LLVM 10.0 released back in March and today marks the first point release finally shipping. Normally they try to be a bit more punctual in shipping the seldom point releases to LLVM but today marks LLVM 10.0.1 finally being available, just over one month out from the planned LLVM 11.0 debut.

21 July 2020 - LLVM 10.0.1 - 7 Comments
Cling C++ Interpreter Looking To Upstream More Code Into LLVM

Not to be confused with Clang as the well known C/C++ compiler front-end for the LLVM compiler, Cling is a separate project as an interactive, JIT-based C++ interpreter. Cling has been in development for years and at least partially is looking to upstream where possible back into LLVM.

11 July 2020 - CLING - 6 Comments
Apple's Compiler Team Starts Upstreaming Changes For macOS 11

It wasn't even twenty four hours ago that Apple disclosed their plans for transitioning to in-house chips for future laptops and desktops and with that macOS 11. Already we are seeing the first of the LLVM compiler patches being upstreamed in preparing for the wild new Apple future.

23 June 2020 - macOS 11 + LLVM Clang - 25 Comments
LLVM Developers Plotting Path Forward For Moving To A New Git Branch Name

LLVM is the latest open-source project working to shift their Git development terminology away from the "master" branch naming and to something more inclusive. Nearly everyone who voiced their opinion so far were in favor of this change, but there still are open matters such as what to call their new main development branch, the involved technical costs, and how quickly such a transition should happen.
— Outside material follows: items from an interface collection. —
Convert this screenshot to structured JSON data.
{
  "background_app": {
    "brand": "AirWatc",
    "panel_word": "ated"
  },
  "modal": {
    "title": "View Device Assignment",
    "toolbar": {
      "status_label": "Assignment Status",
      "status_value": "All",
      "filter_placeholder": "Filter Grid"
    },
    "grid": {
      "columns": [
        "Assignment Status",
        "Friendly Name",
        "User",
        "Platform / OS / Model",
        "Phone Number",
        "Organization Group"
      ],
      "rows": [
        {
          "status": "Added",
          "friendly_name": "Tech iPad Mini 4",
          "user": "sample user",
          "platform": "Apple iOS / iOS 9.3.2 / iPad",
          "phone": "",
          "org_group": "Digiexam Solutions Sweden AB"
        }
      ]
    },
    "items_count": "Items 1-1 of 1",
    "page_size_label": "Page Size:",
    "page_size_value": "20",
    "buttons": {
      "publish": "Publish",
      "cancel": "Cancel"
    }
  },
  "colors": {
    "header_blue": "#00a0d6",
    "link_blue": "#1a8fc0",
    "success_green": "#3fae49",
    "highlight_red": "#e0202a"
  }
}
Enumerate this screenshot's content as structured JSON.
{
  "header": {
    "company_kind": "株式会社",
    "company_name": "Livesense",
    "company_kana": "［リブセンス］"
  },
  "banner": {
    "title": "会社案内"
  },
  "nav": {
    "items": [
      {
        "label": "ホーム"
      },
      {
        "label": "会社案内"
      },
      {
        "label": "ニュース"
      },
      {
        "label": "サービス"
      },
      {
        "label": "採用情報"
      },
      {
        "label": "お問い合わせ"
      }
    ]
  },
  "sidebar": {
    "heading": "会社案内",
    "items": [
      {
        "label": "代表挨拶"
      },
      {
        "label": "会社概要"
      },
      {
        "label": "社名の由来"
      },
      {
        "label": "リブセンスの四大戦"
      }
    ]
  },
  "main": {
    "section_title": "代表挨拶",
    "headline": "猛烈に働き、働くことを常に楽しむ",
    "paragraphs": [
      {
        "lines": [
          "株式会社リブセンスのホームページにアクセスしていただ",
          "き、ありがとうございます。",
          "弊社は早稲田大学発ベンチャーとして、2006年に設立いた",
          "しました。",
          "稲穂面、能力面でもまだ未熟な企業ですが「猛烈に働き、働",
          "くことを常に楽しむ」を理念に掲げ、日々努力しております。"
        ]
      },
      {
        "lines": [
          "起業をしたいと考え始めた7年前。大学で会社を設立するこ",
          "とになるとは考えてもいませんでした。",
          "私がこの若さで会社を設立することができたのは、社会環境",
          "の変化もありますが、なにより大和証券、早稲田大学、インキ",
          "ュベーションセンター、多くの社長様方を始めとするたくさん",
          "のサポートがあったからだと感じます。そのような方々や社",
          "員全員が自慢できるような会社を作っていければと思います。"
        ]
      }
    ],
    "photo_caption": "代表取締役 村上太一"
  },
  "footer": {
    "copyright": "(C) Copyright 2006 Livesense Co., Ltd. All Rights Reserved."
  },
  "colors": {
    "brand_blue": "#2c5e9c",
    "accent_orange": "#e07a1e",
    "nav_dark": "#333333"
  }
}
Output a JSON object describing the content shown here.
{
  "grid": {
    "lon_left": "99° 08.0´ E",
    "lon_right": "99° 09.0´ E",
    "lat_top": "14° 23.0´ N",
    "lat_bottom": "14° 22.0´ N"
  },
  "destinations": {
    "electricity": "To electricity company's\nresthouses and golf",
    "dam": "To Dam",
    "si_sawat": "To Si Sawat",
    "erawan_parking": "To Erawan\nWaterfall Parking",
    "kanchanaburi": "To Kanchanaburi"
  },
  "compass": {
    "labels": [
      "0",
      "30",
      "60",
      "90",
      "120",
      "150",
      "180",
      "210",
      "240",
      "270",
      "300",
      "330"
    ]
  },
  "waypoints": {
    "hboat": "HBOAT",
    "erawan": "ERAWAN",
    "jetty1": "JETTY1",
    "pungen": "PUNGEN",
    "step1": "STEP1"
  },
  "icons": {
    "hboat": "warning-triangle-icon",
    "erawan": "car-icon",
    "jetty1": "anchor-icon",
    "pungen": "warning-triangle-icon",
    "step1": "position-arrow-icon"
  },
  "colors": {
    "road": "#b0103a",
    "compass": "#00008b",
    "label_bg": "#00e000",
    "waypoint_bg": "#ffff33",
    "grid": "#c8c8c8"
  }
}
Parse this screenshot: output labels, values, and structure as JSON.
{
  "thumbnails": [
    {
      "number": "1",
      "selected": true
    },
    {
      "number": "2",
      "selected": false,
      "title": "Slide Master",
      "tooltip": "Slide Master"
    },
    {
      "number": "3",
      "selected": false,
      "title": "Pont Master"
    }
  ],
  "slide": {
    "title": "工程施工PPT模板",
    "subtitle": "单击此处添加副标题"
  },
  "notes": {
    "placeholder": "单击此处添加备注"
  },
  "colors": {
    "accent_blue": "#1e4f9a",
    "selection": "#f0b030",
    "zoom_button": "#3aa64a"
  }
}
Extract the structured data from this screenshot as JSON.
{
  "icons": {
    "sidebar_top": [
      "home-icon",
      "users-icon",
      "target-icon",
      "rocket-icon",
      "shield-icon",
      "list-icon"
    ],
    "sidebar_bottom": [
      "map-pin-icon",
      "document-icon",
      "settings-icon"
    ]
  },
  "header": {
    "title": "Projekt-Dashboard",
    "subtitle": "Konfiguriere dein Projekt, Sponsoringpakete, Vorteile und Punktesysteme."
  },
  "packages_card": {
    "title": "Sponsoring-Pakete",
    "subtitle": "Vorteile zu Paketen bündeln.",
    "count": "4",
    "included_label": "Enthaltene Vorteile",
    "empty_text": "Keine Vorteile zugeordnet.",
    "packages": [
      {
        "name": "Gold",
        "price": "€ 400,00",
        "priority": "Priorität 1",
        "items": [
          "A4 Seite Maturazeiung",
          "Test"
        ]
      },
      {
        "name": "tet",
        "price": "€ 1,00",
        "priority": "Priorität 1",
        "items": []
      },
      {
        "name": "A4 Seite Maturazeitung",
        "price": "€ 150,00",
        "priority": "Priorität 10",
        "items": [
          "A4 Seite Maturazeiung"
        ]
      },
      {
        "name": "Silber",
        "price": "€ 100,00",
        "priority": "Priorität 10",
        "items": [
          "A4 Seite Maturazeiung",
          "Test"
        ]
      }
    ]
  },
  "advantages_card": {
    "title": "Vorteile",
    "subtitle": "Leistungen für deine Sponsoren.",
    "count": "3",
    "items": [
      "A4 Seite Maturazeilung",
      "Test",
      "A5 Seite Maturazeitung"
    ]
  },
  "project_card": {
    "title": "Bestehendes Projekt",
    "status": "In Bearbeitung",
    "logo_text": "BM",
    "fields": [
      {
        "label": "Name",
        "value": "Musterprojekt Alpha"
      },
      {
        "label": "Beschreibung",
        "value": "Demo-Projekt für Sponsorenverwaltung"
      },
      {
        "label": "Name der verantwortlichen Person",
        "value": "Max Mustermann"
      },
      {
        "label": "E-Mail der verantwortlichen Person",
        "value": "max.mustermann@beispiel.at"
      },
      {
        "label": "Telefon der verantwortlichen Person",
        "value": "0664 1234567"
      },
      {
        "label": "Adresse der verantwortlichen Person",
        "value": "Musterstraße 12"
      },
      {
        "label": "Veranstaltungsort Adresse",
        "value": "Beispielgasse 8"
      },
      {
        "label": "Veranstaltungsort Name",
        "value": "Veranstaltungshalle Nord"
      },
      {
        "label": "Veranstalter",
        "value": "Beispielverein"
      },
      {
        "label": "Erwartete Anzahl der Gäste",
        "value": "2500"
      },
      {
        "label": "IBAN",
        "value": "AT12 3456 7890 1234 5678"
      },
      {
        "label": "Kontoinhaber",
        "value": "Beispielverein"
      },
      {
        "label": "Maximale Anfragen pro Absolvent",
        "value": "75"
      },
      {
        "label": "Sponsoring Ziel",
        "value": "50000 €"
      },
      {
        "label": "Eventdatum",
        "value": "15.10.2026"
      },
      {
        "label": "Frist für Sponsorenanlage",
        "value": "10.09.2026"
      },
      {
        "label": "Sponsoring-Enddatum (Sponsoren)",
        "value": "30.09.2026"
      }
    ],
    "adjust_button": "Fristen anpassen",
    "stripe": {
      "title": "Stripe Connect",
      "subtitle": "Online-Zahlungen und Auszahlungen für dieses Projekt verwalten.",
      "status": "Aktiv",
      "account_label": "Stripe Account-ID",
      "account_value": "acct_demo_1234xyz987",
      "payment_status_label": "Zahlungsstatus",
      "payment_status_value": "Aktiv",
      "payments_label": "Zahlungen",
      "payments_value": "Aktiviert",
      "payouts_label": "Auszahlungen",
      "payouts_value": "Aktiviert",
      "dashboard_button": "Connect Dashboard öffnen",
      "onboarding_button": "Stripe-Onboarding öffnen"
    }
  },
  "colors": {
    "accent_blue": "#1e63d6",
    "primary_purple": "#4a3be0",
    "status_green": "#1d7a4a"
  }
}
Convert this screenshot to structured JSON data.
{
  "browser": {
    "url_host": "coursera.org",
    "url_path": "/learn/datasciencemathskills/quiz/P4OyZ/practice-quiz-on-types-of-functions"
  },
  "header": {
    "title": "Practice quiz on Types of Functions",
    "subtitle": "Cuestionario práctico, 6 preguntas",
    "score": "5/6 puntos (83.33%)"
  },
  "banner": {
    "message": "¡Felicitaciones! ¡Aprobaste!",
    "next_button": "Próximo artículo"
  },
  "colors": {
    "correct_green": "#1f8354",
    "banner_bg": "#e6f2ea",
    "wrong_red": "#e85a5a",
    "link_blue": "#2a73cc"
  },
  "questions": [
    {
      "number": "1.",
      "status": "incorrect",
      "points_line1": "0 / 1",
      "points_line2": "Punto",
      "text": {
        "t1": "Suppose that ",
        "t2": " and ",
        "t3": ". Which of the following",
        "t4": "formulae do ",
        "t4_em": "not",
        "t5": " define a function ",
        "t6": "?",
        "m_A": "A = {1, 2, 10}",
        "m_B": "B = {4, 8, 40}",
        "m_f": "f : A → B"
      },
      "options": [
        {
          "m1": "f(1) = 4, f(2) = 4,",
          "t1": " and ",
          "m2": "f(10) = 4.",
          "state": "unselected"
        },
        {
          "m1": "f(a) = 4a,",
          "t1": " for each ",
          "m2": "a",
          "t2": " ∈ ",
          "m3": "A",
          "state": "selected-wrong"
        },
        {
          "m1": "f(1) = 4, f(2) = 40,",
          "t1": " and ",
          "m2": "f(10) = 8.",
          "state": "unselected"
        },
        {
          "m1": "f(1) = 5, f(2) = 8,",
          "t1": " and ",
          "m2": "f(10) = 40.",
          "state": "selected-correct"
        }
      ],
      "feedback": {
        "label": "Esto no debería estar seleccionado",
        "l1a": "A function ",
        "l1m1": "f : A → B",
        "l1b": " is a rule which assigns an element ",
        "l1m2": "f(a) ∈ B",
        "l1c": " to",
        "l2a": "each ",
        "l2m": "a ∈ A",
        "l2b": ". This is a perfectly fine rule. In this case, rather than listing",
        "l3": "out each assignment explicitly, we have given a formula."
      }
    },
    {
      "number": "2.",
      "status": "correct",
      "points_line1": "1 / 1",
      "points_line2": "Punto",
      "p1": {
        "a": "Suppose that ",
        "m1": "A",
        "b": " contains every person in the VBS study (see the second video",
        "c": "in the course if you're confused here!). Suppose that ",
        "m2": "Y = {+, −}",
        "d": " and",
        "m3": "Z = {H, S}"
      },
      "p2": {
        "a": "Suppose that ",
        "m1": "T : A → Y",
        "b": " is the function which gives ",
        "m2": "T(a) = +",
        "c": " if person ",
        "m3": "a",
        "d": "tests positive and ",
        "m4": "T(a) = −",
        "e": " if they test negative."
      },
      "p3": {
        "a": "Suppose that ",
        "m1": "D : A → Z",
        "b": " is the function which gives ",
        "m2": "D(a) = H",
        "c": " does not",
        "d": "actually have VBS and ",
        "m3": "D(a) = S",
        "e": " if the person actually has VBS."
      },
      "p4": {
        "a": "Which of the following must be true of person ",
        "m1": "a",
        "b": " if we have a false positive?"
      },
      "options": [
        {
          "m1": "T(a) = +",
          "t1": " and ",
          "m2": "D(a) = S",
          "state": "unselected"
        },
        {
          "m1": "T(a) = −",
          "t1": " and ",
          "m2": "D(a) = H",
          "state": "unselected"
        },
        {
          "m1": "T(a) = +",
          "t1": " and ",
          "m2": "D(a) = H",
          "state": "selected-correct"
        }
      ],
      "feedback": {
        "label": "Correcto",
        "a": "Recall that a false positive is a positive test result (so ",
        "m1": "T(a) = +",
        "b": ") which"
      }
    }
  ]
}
19 June 2020 - Git Terminology - 63 Comments
LLVM Moves Forward With A Security Group For Dealing With Security-Related Issues

Given the increasing number of security issues requiring compiler-based security mitigations with the likes of the Intel LVI attack to Arm Straight Line Speculation just being the two latest examples, Apple's LLVM team has been spearheading a new security group for the upstream LLVM developer community to better manage security-related matters.

13 June 2020 - LLVM Security Group - 4 Comments
If Mitigations Weren't Already Bad Enough: Slow Build Times Now Lead To An Unoptimized Intel LVI Pass

Disclosed back in March was the LVI attack (Load Value Injection) affecting Intel CPUs. Mitigating LVI requires compiler toolchain changes and LLVM 11 merged its LVI mitigation last month that adds a load fence after each instruction that may be vulnerable to this attack, similar to the GNU Assembler changes. Now though LLVM is adding an unoptimized version of their LVI pass.

11 June 2020 - UNOPTIMIZED - 32 Comments
LLVM Lands Support For The Marvell ThunderX3

Announced back in March were the Marvell ThunderX3 Arm server processors with up to 96 cores per SoC and support for 4-way SMT to yield up to 384 threads per socket. These 7nm Arm server processors also support eight channels of DDR4-3200 memory, 64 lanes of PCIe 4.0, and other competitive features for a 2020 server CPU. While we await to see how the ThunderX3 processors perform, the compiler support and other Linux software features are getting all buttoned up.

14 May 2020 - ThunderX3 + LLVM Clang - 3 Comments

630 LLVM news articles published on Phoronix.